Saved data entries:

---------------

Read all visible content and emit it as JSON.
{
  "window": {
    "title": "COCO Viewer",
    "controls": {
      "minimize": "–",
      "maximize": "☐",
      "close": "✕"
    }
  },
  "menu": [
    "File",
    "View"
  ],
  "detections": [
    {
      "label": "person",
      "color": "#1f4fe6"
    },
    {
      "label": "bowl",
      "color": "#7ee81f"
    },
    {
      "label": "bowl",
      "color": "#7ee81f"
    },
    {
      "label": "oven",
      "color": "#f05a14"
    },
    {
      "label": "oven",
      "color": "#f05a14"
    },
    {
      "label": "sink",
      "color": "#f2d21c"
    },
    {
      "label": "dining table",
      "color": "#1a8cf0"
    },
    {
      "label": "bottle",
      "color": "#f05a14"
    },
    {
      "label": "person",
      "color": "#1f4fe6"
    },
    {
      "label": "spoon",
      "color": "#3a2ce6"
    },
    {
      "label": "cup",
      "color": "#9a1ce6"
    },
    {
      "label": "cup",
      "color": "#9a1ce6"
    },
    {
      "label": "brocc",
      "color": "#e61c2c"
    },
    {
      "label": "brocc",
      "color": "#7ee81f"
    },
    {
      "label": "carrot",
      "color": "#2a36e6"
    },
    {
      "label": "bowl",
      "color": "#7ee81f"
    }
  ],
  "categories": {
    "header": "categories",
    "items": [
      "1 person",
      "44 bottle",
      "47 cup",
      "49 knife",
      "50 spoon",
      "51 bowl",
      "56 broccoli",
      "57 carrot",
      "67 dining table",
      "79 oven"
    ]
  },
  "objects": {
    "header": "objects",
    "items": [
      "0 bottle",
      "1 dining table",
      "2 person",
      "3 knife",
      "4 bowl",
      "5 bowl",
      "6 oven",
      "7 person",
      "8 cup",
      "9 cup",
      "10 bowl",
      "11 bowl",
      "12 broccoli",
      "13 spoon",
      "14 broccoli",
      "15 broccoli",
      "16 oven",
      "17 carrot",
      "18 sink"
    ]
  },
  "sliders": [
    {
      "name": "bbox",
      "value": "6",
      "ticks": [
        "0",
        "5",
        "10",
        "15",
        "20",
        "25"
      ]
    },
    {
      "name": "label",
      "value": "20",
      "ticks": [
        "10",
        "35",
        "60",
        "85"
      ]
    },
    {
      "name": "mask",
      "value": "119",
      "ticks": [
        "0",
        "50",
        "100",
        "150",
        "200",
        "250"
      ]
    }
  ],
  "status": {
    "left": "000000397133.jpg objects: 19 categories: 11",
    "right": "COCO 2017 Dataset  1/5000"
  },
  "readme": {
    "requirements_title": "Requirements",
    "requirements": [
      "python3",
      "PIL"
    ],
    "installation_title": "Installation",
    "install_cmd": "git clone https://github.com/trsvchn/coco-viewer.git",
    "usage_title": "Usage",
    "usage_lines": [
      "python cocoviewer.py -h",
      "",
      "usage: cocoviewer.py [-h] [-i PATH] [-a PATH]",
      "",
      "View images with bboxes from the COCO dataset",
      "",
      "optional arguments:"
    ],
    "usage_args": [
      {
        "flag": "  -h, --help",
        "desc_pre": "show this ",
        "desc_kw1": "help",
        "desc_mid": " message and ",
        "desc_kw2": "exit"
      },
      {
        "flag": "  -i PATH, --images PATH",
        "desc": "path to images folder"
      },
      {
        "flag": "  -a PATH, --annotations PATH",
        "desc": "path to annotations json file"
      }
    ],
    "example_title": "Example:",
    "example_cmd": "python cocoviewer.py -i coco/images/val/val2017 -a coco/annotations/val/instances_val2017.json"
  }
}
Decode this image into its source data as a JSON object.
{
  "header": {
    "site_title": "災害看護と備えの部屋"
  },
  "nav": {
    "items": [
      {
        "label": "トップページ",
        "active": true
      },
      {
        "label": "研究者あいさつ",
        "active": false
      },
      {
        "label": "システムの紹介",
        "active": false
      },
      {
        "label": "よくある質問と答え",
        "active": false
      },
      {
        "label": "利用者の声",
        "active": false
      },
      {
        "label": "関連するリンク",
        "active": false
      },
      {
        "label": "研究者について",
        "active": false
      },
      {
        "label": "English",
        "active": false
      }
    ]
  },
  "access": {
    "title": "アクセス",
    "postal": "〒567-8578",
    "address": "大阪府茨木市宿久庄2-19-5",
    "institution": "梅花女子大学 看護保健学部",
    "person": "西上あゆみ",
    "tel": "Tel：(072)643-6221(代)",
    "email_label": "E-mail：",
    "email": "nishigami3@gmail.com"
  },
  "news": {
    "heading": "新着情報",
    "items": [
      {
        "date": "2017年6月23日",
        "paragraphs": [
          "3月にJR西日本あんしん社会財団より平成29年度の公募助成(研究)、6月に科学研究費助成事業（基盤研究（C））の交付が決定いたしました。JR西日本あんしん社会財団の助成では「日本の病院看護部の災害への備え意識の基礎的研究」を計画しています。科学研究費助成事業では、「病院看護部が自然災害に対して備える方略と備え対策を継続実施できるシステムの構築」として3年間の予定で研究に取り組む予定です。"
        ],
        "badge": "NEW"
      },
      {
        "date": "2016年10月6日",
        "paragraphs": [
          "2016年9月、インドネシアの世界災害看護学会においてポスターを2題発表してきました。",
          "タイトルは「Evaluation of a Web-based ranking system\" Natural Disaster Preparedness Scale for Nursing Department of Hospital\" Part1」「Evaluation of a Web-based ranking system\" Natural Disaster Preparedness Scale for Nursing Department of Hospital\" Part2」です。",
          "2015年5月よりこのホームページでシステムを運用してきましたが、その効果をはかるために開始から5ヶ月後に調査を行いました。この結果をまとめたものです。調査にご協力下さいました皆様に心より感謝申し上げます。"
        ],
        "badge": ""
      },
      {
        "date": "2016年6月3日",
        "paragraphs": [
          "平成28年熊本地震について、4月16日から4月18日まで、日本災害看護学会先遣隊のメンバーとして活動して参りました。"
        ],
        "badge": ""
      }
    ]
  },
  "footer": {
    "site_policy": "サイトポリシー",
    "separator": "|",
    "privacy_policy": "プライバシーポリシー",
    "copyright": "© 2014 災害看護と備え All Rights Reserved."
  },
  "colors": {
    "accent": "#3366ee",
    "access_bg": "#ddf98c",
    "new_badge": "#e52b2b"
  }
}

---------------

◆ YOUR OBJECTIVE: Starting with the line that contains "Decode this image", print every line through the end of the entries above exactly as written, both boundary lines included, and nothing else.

◆ RESULT OF THE TASK:
Decode this image into its source data as a JSON object.
{
  "header": {
    "site_title": "災害看護と備えの部屋"
  },
  "nav": {
    "items": [
      {
        "label": "トップページ",
        "active": true
      },
      {
        "label": "研究者あいさつ",
        "active": false
      },
      {
        "label": "システムの紹介",
        "active": false
      },
      {
        "label": "よくある質問と答え",
        "active": false
      },
      {
        "label": "利用者の声",
        "active": false
      },
      {
        "label": "関連するリンク",
        "active": false
      },
      {
        "label": "研究者について",
        "active": false
      },
      {
        "label": "English",
        "active": false
      }
    ]
  },
  "access": {
    "title": "アクセス",
    "postal": "〒567-8578",
    "address": "大阪府茨木市宿久庄2-19-5",
    "institution": "梅花女子大学 看護保健学部",
    "person": "西上あゆみ",
    "tel": "Tel：(072)643-6221(代)",
    "email_label": "E-mail：",
    "email": "nishigami3@gmail.com"
  },
  "news": {
    "heading": "新着情報",
    "items": [
      {
        "date": "2017年6月23日",
        "paragraphs": [
          "3月にJR西日本あんしん社会財団より平成29年度の公募助成(研究)、6月に科学研究費助成事業（基盤研究（C））の交付が決定いたしました。JR西日本あんしん社会財団の助成では「日本の病院看護部の災害への備え意識の基礎的研究」を計画しています。科学研究費助成事業では、「病院看護部が自然災害に対して備える方略と備え対策を継続実施できるシステムの構築」として3年間の予定で研究に取り組む予定です。"
        ],
        "badge": "NEW"
      },
      {
        "date": "2016年10月6日",
        "paragraphs": [
          "2016年9月、インドネシアの世界災害看護学会においてポスターを2題発表してきました。",
          "タイトルは「Evaluation of a Web-based ranking system\" Natural Disaster Preparedness Scale for Nursing Department of Hospital\" Part1」「Evaluation of a Web-based ranking system\" Natural Disaster Preparedness Scale for Nursing Department of Hospital\" Part2」です。",
          "2015年5月よりこのホームページでシステムを運用してきましたが、その効果をはかるために開始から5ヶ月後に調査を行いました。この結果をまとめたものです。調査にご協力下さいました皆様に心より感謝申し上げます。"
        ],
        "badge": ""
      },
      {
        "date": "2016年6月3日",
        "paragraphs": [
          "平成28年熊本地震について、4月16日から4月18日まで、日本災害看護学会先遣隊のメンバーとして活動して参りました。"
        ],
        "badge": ""
      }
    ]
  },
  "footer": {
    "site_policy": "サイトポリシー",
    "separator": "|",
    "privacy_policy": "プライバシーポリシー",
    "copyright": "© 2014 災害看護と備え All Rights Reserved."
  },
  "colors": {
    "accent": "#3366ee",
    "access_bg": "#ddf98c",
    "new_badge": "#e52b2b"
  }
}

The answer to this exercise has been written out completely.